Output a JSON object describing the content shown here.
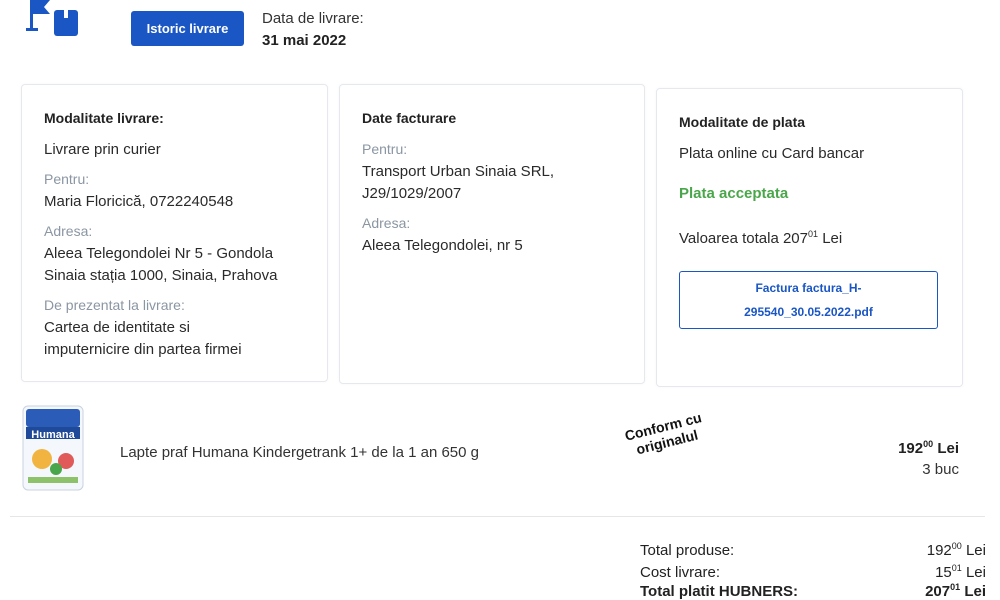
{
  "header": {
    "history_button": "Istoric livrare",
    "delivery_date_label": "Data de livrare:",
    "delivery_date": "31 mai 2022"
  },
  "delivery_card": {
    "title": "Modalitate livrare:",
    "method": "Livrare prin curier",
    "for_label": "Pentru:",
    "for_value": "Maria Floricică, 0722240548",
    "address_label": "Adresa:",
    "address_line1": "Aleea Telegondolei Nr 5 - Gondola",
    "address_line2": "Sinaia stația 1000, Sinaia, Prahova",
    "present_label": "De prezentat la livrare:",
    "present_line1": "Cartea de identitate si",
    "present_line2": "imputernicire din partea firmei"
  },
  "billing_card": {
    "title": "Date facturare",
    "for_label": "Pentru:",
    "for_line1": "Transport Urban Sinaia SRL,",
    "for_line2": "J29/1029/2007",
    "address_label": "Adresa:",
    "address_value": "Aleea Telegondolei, nr 5"
  },
  "payment_card": {
    "title": "Modalitate de plata",
    "method": "Plata online cu Card bancar",
    "status": "Plata acceptata",
    "total_text": "Valoarea totala 207",
    "total_decimals": "01",
    "total_currency": "Lei",
    "invoice_line1": "Factura factura_H-",
    "invoice_line2": "295540_30.05.2022.pdf"
  },
  "product": {
    "name": "Lapte praf Humana Kindergetrank 1+ de la 1 an 650 g",
    "image_brand": "Humana",
    "price_int": "192",
    "price_dec": "00",
    "currency": "Lei",
    "quantity": "3 buc",
    "stamp_line1": "Conform cu",
    "stamp_line2": "originalul"
  },
  "totals": {
    "products_label": "Total produse:",
    "products_int": "192",
    "products_dec": "00",
    "delivery_label": "Cost livrare:",
    "delivery_int": "15",
    "delivery_dec": "01",
    "paid_label": "Total platit HUBNERS:",
    "paid_int": "207",
    "paid_dec": "01",
    "currency": "Lei"
  },
  "colors": {
    "primary": "#1a56c4",
    "success": "#4aa64a",
    "muted_label": "#8a96a3"
  }
}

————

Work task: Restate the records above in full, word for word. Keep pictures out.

Written answer:
Output a JSON object describing the content shown here.
{
  "header": {
    "history_button": "Istoric livrare",
    "delivery_date_label": "Data de livrare:",
    "delivery_date": "31 mai 2022"
  },
  "delivery_card": {
    "title": "Modalitate livrare:",
    "method": "Livrare prin curier",
    "for_label": "Pentru:",
    "for_value": "Maria Floricică, 0722240548",
    "address_label": "Adresa:",
    "address_line1": "Aleea Telegondolei Nr 5 - Gondola",
    "address_line2": "Sinaia stația 1000, Sinaia, Prahova",
    "present_label": "De prezentat la livrare:",
    "present_line1": "Cartea de identitate si",
    "present_line2": "imputernicire din partea firmei"
  },
  "billing_card": {
    "title": "Date facturare",
    "for_label": "Pentru:",
    "for_line1": "Transport Urban Sinaia SRL,",
    "for_line2": "J29/1029/2007",
    "address_label": "Adresa:",
    "address_value": "Aleea Telegondolei, nr 5"
  },
  "payment_card": {
    "title": "Modalitate de plata",
    "method": "Plata online cu Card bancar",
    "status": "Plata acceptata",
    "total_text": "Valoarea totala 207",
    "total_decimals": "01",
    "total_currency": "Lei",
    "invoice_line1": "Factura factura_H-",
    "invoice_line2": "295540_30.05.2022.pdf"
  },
  "product": {
    "name": "Lapte praf Humana Kindergetrank 1+ de la 1 an 650 g",
    "image_brand": "Humana",
    "price_int": "192",
    "price_dec": "00",
    "currency": "Lei",
    "quantity": "3 buc",
    "stamp_line1": "Conform cu",
    "stamp_line2": "originalul"
  },
  "totals": {
    "products_label": "Total produse:",
    "products_int": "192",
    "products_dec": "00",
    "delivery_label": "Cost livrare:",
    "delivery_int": "15",
    "delivery_dec": "01",
    "paid_label": "Total platit HUBNERS:",
    "paid_int": "207",
    "paid_dec": "01",
    "currency": "Lei"
  },
  "colors": {
    "primary": "#1a56c4",
    "success": "#4aa64a",
    "muted_label": "#8a96a3"
  }
}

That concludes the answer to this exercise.